"Four minutes, mother fuckers," she screamed. Brenda reminded herself, you’re not in Kansas anymore. The natives speak Spanish. No, Portuguese. Brenda didn't know a word of Portuguese or much Spanish.
“Hey, bendejos, four-o minute-o’s,” Brenda announced with a booming voice. She caught faint whispers of the echo between nearby buildings. A series of gunshots rang out back and forth. Yeah, get your last bullets in, because the bullet from afar will be quieting you all. She eased back into her lounge seat, unwilling to acknowledge her expanding terror.
The experts had confirmed that humanity could survive, at least immediately, far from Ground Zero. People began to rumor that the world’s billionaires had begun a survival community in Northeastern Russia. A CIA informant claimed to have maps and communication intercepts regarding Sibirskiy Zimniy Domik aka The Siberian Winter Lodge. While the details weren't ever made public after the informant's suspicious death, the operative made the case that the elite were planning to ride out the storm and re-establish human development underground.
Brenda waited for the impending sonic boom, the last sound she planned to ever hear. She closed her eyes to the day and ate the last piece of bacon off the small plate. Perfection, she thought. This is the greatest gift humanity could ever receive. She keenly watched at an emerald-colored, small-winged fly seeking rest on the patio table.
The Motherfucker slammed into the upper atmosphere, one point nine seconds later than the world's smartest egg heads predicted. A series of satellites and floating debris were instantly pulverized. The acoustic waves tore through the lower atmosphere ahead of the projectile. The ripples wrecked into Olinda decimating every structure in its path within seconds. The asteroid tore through the blue sky at 40,000 mph. Several large rock chunks broke away in the air and crashed upon Europe and Asia. No one remained alive to see the fiery explosion just off the Brazilian coast. The blast could have been seen from the abandoned International Space Station with the naked eye if anyone remained inside. A three-and-a-half-mile impact zone vaporized the city’s history of development. Earth and water burst upwards into the atmosphere. The world officially ended for ninety-seven percent of humanity. Those who made their path into the Siberian underworld spent the remainder of their days fighting with one another until the air went bad from knockoff Chinese filters.

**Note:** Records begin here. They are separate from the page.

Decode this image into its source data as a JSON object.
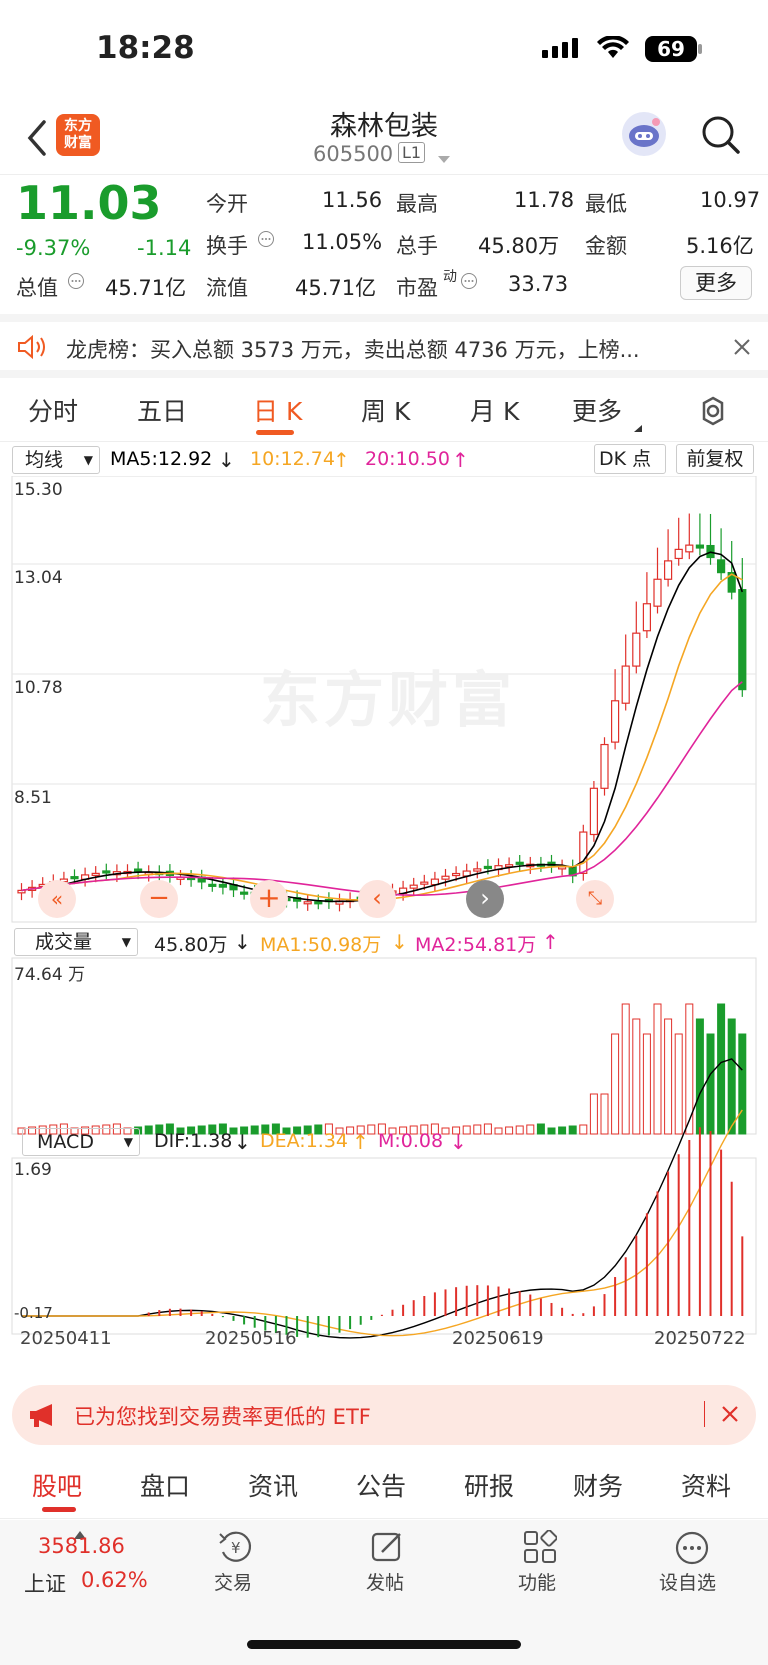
{
  "status": {
    "time": "18:28",
    "battery": "69"
  },
  "nav": {
    "title": "森林包装",
    "code": "605500",
    "level": "L1",
    "logo_line1": "东方",
    "logo_line2": "财富"
  },
  "quote": {
    "price": "11.03",
    "pct": "-9.37%",
    "chg": "-1.14",
    "open_label": "今开",
    "open": "11.56",
    "high_label": "最高",
    "high": "11.78",
    "low_label": "最低",
    "low": "10.97",
    "turnover_label": "换手",
    "turnover": "11.05%",
    "volume_label": "总手",
    "volume": "45.80万",
    "amount_label": "金额",
    "amount": "5.16亿",
    "mktcap_label": "总值",
    "mktcap": "45.71亿",
    "float_label": "流值",
    "float": "45.71亿",
    "pe_label": "市盈",
    "pe_sup": "动",
    "pe": "33.73",
    "more": "更多"
  },
  "notice": {
    "text": "龙虎榜：买入总额 3573 万元，卖出总额 4736 万元，上榜..."
  },
  "tabs": [
    "分时",
    "五日",
    "日 K",
    "周 K",
    "月 K",
    "更多"
  ],
  "active_tab": "日 K",
  "ma_bar": {
    "selector": "均线",
    "ma5": "MA5:12.92",
    "ma10": "10:12.74",
    "ma20": "20:10.50",
    "dk": "DK 点",
    "adjust": "前复权"
  },
  "price_axis": [
    "15.30",
    "13.04",
    "10.78",
    "8.51"
  ],
  "watermark": "东方财富",
  "vol_bar": {
    "selector": "成交量",
    "vol": "45.80万",
    "ma1": "MA1:50.98万",
    "ma2": "MA2:54.81万",
    "axis": "74.64 万"
  },
  "macd_bar": {
    "selector": "MACD",
    "dif": "DIF:1.38",
    "dea": "DEA:1.34",
    "m": "M:0.08",
    "axis_top": "1.69",
    "axis_bottom": "-0.17"
  },
  "dates": [
    "20250411",
    "20250516",
    "20250619",
    "20250722"
  ],
  "etf": {
    "text": "已为您找到交易费率更低的 ETF"
  },
  "bottom_tabs": [
    "股吧",
    "盘口",
    "资讯",
    "公告",
    "研报",
    "财务",
    "资料"
  ],
  "bottombar": {
    "index_value": "3581.86",
    "index_name": "上证",
    "index_pct": "0.62%",
    "trade": "交易",
    "post": "发帖",
    "func": "功能",
    "fav": "设自选"
  },
  "colors": {
    "up": "#e0302a",
    "down": "#1a9c2c",
    "ma5": "#000000",
    "ma10": "#f5a623",
    "ma20": "#e0249a",
    "accent": "#f05a22"
  },
  "chart_data": {
    "type": "candlestick",
    "note_series": "daily K line with MA5/MA10/MA20, volume and MACD",
    "ylim": [
      6.25,
      15.3
    ],
    "last": {
      "open": 11.56,
      "high": 11.78,
      "low": 10.97,
      "close": 11.03
    }
  }
}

The next day, the sun rose to greet a clouded world devoid of blue skies. Decades passed as the debris hung without pause. A new world devoid of humans began under the thick cloudy blanket.